For most of human history, we have led not just an earthly existence but a cosmic one. Celestial cycles drove every aspect of our daily lives. Our innate relationship with the stars shaped who we are – our religious beliefs, power structures, scientific advances and even our biology. But over the last few centuries we have separated ourselves from the universe that surrounds us. And that disconnect comes at a cost. In her latest book, The Human Cosmos, Jo Marchant takes us on a tour through the history of humanity’s relationship with the heavens. We travel to the Hall of the Bulls in Lascaux and witness the winter solstice at a 5,000-year-old tomb at Newgrange. We visit Medieval monks grappling with the nature of time and Tahitian sailors navigating by the stars. We discover how light reveals the chemical composition of the sun, and we are with Einstein as he works out that space and time are one and the same. A four-billion-year-old meteor inspires a search for extraterrestrial life. And we discover why stargazing can be really, really good for us. It is time for us to rediscover the full potential of the universe we inhabit, its wonder, its effect on our health, and its potential for inspiration and revelation.

Jo Marchant is an award-winning science journalist. She has a PhD in genetics and medical microbiology from St Bartholomew’s Hospital Medical College, London, and an MSc in Science Communication from Imperial College. She has worked as an editor at New Scientist and Nature, and her articles have appeared in the Guardian, Wired, Observer, New York Times and Washington Post.

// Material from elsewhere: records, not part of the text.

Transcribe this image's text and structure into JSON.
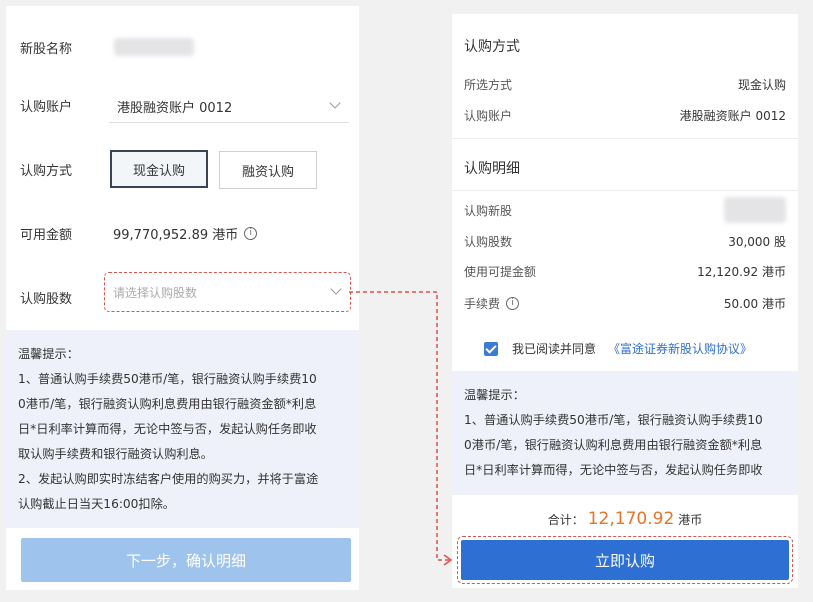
{
  "left": {
    "stock_name_label": "新股名称",
    "account_label": "认购账户",
    "account_value": "港股融资账户 0012",
    "method_label": "认购方式",
    "method_options": [
      "现金认购",
      "融资认购"
    ],
    "method_selected": "现金认购",
    "available_label": "可用金额",
    "available_value": "99,770,952.89 港币",
    "shares_label": "认购股数",
    "shares_placeholder": "请选择认购股数",
    "tips": {
      "title": "温馨提示：",
      "lines": [
        "1、普通认购手续费50港币/笔，银行融资认购手续费10",
        "0港币/笔，银行融资认购利息费用由银行融资金额*利息",
        "日*日利率计算而得，无论中签与否，发起认购任务即收",
        "取认购手续费和银行融资认购利息。",
        "2、发起认购即实时冻结客户使用的购买力，并将于富途",
        "认购截止日当天16:00扣除。"
      ]
    },
    "next_button": "下一步，确认明细"
  },
  "right": {
    "method_section_title": "认购方式",
    "selected_method_label": "所选方式",
    "selected_method_value": "现金认购",
    "account_label": "认购账户",
    "account_value": "港股融资账户 0012",
    "detail_section_title": "认购明细",
    "new_stock_label": "认购新股",
    "shares_label": "认购股数",
    "shares_value": "30,000 股",
    "withdrawable_label": "使用可提金额",
    "withdrawable_value": "12,120.92 港币",
    "fee_label": "手续费",
    "fee_value": "50.00 港币",
    "agree_text": "我已阅读并同意",
    "agreement_link": "《富途证券新股认购协议》",
    "tips": {
      "title": "温馨提示：",
      "lines": [
        "1、普通认购手续费50港币/笔，银行融资认购手续费10",
        "0港币/笔，银行融资认购利息费用由银行融资金额*利息",
        "日*日利率计算而得，无论中签与否，发起认购任务即收"
      ]
    },
    "total_label": "合计：",
    "total_value": "12,170.92",
    "total_unit": "港币",
    "submit_button": "立即认购"
  },
  "icons": {
    "info": "info-icon",
    "dropdown": "chevron-down-icon",
    "check": "checkbox-checked-icon"
  },
  "colors": {
    "primary": "#2d6fd2",
    "disabled": "#9ec3ec",
    "accent_total": "#e8732a",
    "annotation": "#d9534f"
  }
}
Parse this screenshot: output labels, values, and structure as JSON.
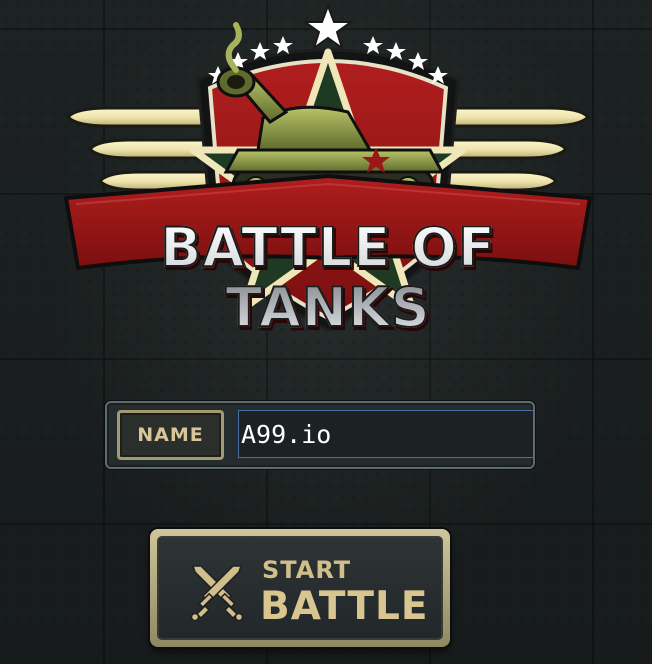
{
  "logo": {
    "title": "BATTLE OF TANKS"
  },
  "name_row": {
    "label": "NAME",
    "value": "A99.io"
  },
  "start_button": {
    "line1": "START",
    "line2": "BATTLE"
  },
  "colors": {
    "banner_red": "#9a1717",
    "star_green": "#1f3a22",
    "gold": "#d9c58f",
    "cream": "#efe7b8",
    "input_border": "#4a6ea8"
  },
  "icons": {
    "start_button_icon": "crossed-swords-icon",
    "logo_emblem": "tank-icon"
  }
}
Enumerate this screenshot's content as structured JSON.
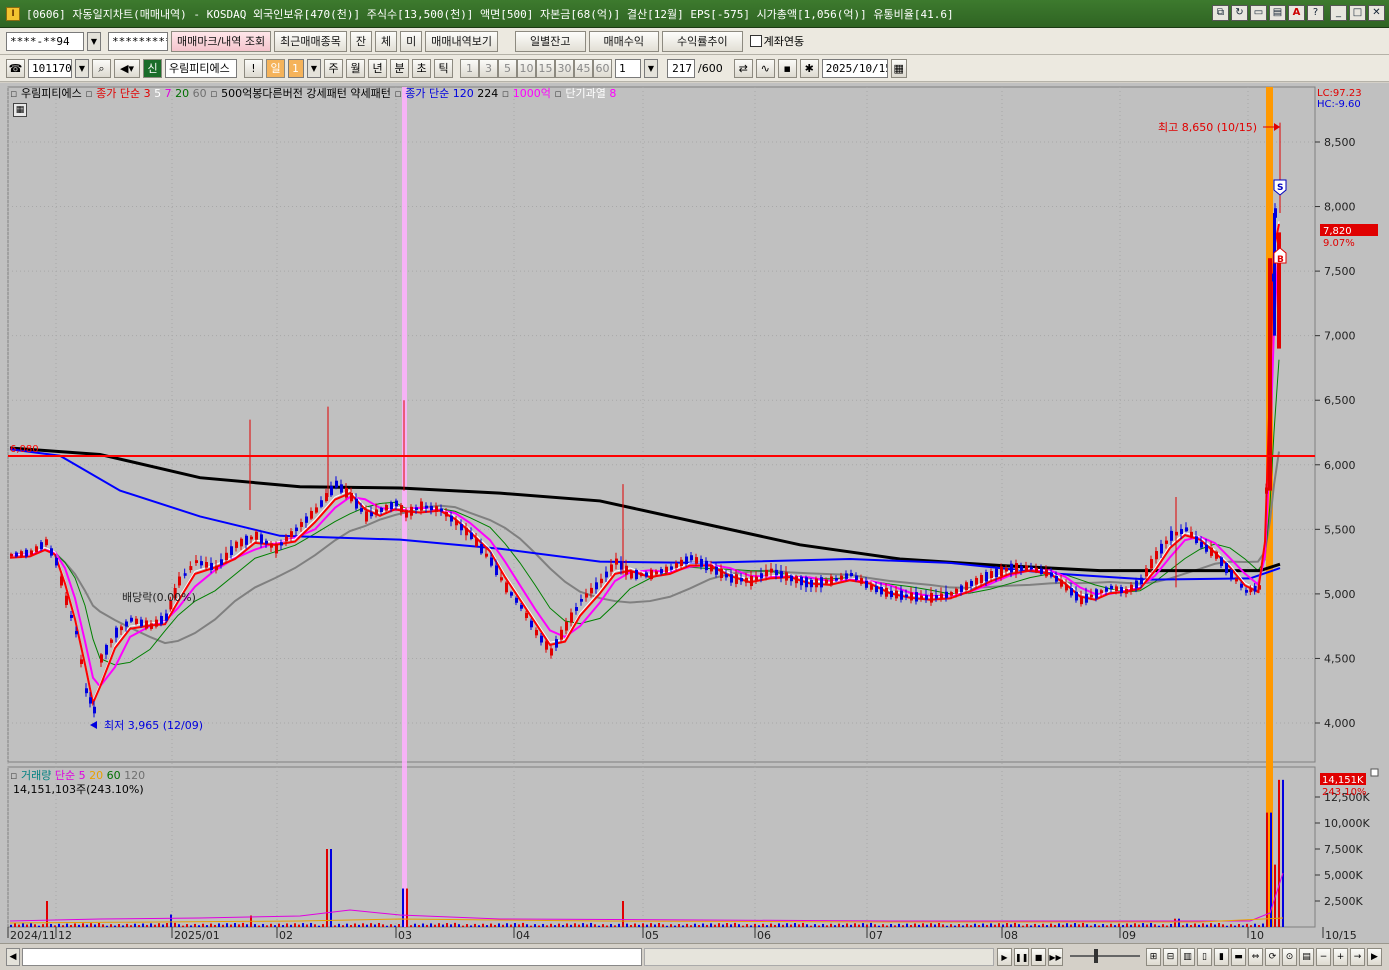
{
  "window": {
    "title": "[0606] 자동일지차트(매매내역) - KOSDAQ 외국인보유[470(천)] 주식수[13,500(천)] 액면[500] 자본금[68(억)] 결산[12월] EPS[-575] 시가총액[1,056(억)] 유통비율[41.6]",
    "icon_name": "app-icon"
  },
  "toolbar1": {
    "account_value": "****-**94",
    "password_value": "*********",
    "btn_mark": "매매마크/내역 조회",
    "btn_recent": "최근매매종목",
    "btn_jan": "잔",
    "btn_che": "체",
    "btn_mi": "미",
    "btn_history": "매매내역보기",
    "btn_daily": "일별잔고",
    "btn_profit": "매매수익",
    "btn_rate": "수익률추이",
    "chk_account_link": "계좌연동"
  },
  "toolbar2": {
    "code_value": "101170",
    "stock_new_badge": "신",
    "stock_name": "우림피티에스",
    "period_day": "일",
    "period_count": "1",
    "period_week": "주",
    "period_month": "월",
    "period_year": "년",
    "period_minute": "분",
    "period_second": "초",
    "period_tick": "틱",
    "intervals": [
      "1",
      "3",
      "5",
      "10",
      "15",
      "30",
      "45",
      "60"
    ],
    "interval_select": "1",
    "count_value": "217",
    "count_total": "/600",
    "date_value": "2025/10/15"
  },
  "price_legend": {
    "name": "우림피티에스",
    "ma_label": "종가 단순",
    "ma_periods": [
      "3",
      "5",
      "7",
      "20",
      "60"
    ],
    "pattern_label": "500억봉다른버전 강세패턴",
    "weak_label": "약세패턴",
    "ma2_label": "종가 단순",
    "ma2_periods": [
      "120",
      "224"
    ],
    "amount_label": "1000억",
    "short_label": "단기과열",
    "short_value": "8"
  },
  "price_axis": {
    "lc": "LC:97.23",
    "hc": "HC:-9.60",
    "ticks": [
      "8,500",
      "8,000",
      "7,500",
      "7,000",
      "6,500",
      "6,000",
      "5,500",
      "5,000",
      "4,500",
      "4,000"
    ],
    "current_price": "7,820",
    "current_change": "9.07%",
    "ref_line_label": "6,080"
  },
  "annotations": {
    "high": "최고 8,650 (10/15)",
    "low": "최저 3,965 (12/09)",
    "dividend": "배당락(0.00%)",
    "marker_s": "S",
    "marker_b": "B"
  },
  "volume_legend": {
    "label": "거래량",
    "ma_label": "단순",
    "periods": [
      "5",
      "20",
      "60",
      "120"
    ],
    "value": "14,151,103주(243.10%)"
  },
  "volume_axis": {
    "current": "14,151K",
    "current_pct": "243.10%",
    "ticks": [
      "12,500K",
      "10,000K",
      "7,500K",
      "5,000K",
      "2,500K"
    ]
  },
  "x_axis": {
    "labels": [
      "2024/11",
      "12",
      "2025/01",
      "02",
      "03",
      "04",
      "05",
      "06",
      "07",
      "08",
      "09",
      "10",
      "10/15"
    ]
  },
  "colors": {
    "up": "#e00000",
    "down": "#0000e0",
    "ma3": "#ff0000",
    "ma5": "#ffffff",
    "ma7": "#ff00ff",
    "ma20": "#008000",
    "ma60": "#808080",
    "ma120": "#0000ff",
    "ma224": "#000000",
    "ref_line": "#ff0000",
    "highlight_pink": "#ffb0ff",
    "highlight_orange": "#ff9900"
  }
}
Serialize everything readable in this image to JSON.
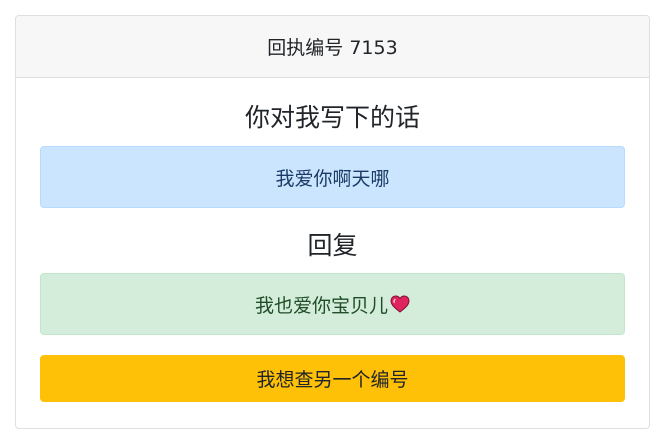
{
  "card": {
    "header": "回执编号 7153"
  },
  "message": {
    "title": "你对我写下的话",
    "text": "我爱你啊天哪"
  },
  "reply": {
    "title": "回复",
    "text": "我也爱你宝贝儿",
    "emoji_icon": "heart-icon"
  },
  "actions": {
    "lookup_label": "我想查另一个编号"
  },
  "colors": {
    "info_bg": "#cce5ff",
    "success_bg": "#d4edda",
    "warning_bg": "#ffc107",
    "heart": "#e0245e"
  }
}
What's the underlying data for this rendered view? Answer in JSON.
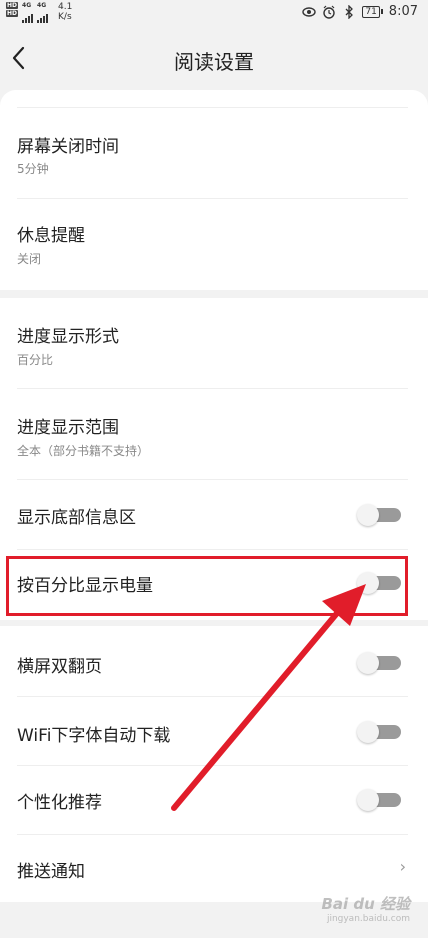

She is the author of Decoding the Heavens, shortlisted for the Royal Society Prize for Science Books, and Cure, shortlisted for the Royal Society Prize for Science Books and longlisted for the Wellcome Book Prize.

Find the talk at from 6:45pm.  There's no need to register or book.